Department of Family Medicine
Scoring the Third Goal
A commentary on Nepal’s efforts to promote gender equality and empower women
Posan Samser Limbu
R. N. 593
The once mystical women have fallen from being worshipped as goddesses and possessors of the mystery of child birth1 to mere child bearers. If females are the oppressed among humans, perhaps they can take heart from the fact that failing to escape after mating, the male gets eaten by the bigger and stronger female black widow spider.2 The strong oppress the weak which is in concordance with the laws of nature, and the same goes for humans. But humans are supposed to be at least a cut above the other animals. They are supposed to care for the weak and protect them from harm. Women, generally weaker physically than the men, are supposed to be taken care of by their men. This attitude, while embracing the highest ideal of humanity is fundamentally wrong in that women are assumed weaker and this assumption extends to not just being weak physically but in all other areas, and sows the seeds of discrimination. It has been a challenge to the humans to figure out a way for two vastly unequal groups to live as equals. In a bid to tackle the gender inequality issue and other problems plaguing humans, representatives from 189 countries met in September 2000 at the Millennium Summit in New York to adopt the United Nations Millennium Declaration. The leaders made specific commitments in seven areas: peace, security and disarmament; development and poverty eradication; protecting our common environment, human rights, democracy and good governance; protecting the vulnerable; meeting the special needs of Africa; and strengthening the United Nations.
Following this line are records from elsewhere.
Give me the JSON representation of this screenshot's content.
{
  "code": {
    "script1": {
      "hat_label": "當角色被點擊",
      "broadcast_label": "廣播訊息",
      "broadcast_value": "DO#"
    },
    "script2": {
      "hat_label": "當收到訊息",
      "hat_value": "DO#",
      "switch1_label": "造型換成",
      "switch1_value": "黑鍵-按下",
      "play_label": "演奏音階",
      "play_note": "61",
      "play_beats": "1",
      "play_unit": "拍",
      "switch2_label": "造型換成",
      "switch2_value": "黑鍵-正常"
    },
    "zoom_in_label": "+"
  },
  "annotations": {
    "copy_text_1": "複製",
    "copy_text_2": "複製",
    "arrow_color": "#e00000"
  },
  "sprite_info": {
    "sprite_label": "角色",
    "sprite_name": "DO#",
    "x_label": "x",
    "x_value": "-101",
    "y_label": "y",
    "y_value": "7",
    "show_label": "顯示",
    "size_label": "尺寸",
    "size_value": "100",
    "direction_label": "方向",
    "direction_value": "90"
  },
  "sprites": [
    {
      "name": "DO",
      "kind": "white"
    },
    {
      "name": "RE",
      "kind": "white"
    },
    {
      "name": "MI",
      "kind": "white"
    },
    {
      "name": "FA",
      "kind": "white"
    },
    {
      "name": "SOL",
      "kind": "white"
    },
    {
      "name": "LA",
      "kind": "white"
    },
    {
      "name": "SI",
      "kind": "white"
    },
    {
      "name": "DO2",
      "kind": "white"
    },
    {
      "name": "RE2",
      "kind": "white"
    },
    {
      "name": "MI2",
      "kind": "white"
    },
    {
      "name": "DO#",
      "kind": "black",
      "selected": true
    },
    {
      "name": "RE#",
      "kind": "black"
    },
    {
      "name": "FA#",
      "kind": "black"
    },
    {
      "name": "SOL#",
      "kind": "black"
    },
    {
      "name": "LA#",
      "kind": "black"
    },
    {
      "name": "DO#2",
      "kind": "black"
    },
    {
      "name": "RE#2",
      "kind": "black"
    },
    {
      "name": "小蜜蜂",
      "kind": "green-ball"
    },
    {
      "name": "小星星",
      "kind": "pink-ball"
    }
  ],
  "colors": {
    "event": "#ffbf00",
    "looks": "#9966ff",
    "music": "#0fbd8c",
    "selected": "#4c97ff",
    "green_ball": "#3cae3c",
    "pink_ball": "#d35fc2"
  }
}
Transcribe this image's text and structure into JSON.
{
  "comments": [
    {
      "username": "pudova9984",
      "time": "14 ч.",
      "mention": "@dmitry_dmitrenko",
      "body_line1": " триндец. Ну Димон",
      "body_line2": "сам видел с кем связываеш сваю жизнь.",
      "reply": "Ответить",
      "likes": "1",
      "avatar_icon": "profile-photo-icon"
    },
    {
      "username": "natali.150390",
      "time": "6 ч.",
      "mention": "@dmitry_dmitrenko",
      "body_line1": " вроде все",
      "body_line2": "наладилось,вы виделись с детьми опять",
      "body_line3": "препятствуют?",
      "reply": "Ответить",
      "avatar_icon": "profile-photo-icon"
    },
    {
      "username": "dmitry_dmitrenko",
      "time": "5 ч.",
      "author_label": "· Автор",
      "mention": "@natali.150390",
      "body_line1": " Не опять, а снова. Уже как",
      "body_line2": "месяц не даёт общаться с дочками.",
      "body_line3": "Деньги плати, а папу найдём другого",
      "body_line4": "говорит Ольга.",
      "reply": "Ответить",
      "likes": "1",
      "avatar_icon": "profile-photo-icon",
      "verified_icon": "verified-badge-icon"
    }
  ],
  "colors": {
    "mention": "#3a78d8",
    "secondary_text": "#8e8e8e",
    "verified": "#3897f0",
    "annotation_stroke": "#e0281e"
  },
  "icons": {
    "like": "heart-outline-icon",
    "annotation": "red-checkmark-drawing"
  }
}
The Road Map established goals and targets to be reached by year 2015 in each of the seven areas. The goals in the area of development and poverty eradication are now widely referred to as “Millennium Development Goals”. 3 The third goal of the Millennium Development Goals is to promote gender equality and empower women. The target to be achieved by 2015, target no. 4, is “Eliminate gender disparity in primary and secondary education preferably by 2005 and in all levels of education no later than 2015. Four indicators are used to track progress in this goal and they are: Ratio of girls to boys in primary, secondary and tertiary education; Ratio of literate women to men of 15 to 24 year olds; Share of women in wage employment in the non-agricultural sector; and Proportion of seats held by women in National Parliament .4 Nepal as a signatory to the Millennium Development Goals is striving to meet them. Let’s consider the first indicator. The first school for girls was established in 1948 after four women captured from the streets during the anti-Rana movement demanded a school for girls to Prime Minister Padma Shumsher.5 The education of girls prior to that was informal if any. The establishment of St. Mary’s School at Jawalakhel in 1954 was another milestone in female education and it ushered in the era of modern education to the girls. So it has only been a little over 60 years that the girls of Nepal have been exposed to formal education. Boys on the other hand have enjoyed education since antiquity in the form of Gurukuls earlier and formal schools later with the establishment of Durbar High School in 1853.6 However, modern western type education entered Nepal only in 1951, just three years prior to girls’, with the founding of St. Xavier’s Godavari by Fr. Moran S.J. at the request of the Ministry of Education.7 So although the education gap historically appears very wide, boys and girls in Nepal have had modern education exposure at least in primary and secondary schools for roughly the same duration, especially considering that education was largely an aristocratic indulgence until the downfall of the Ranas and restricted from both male and...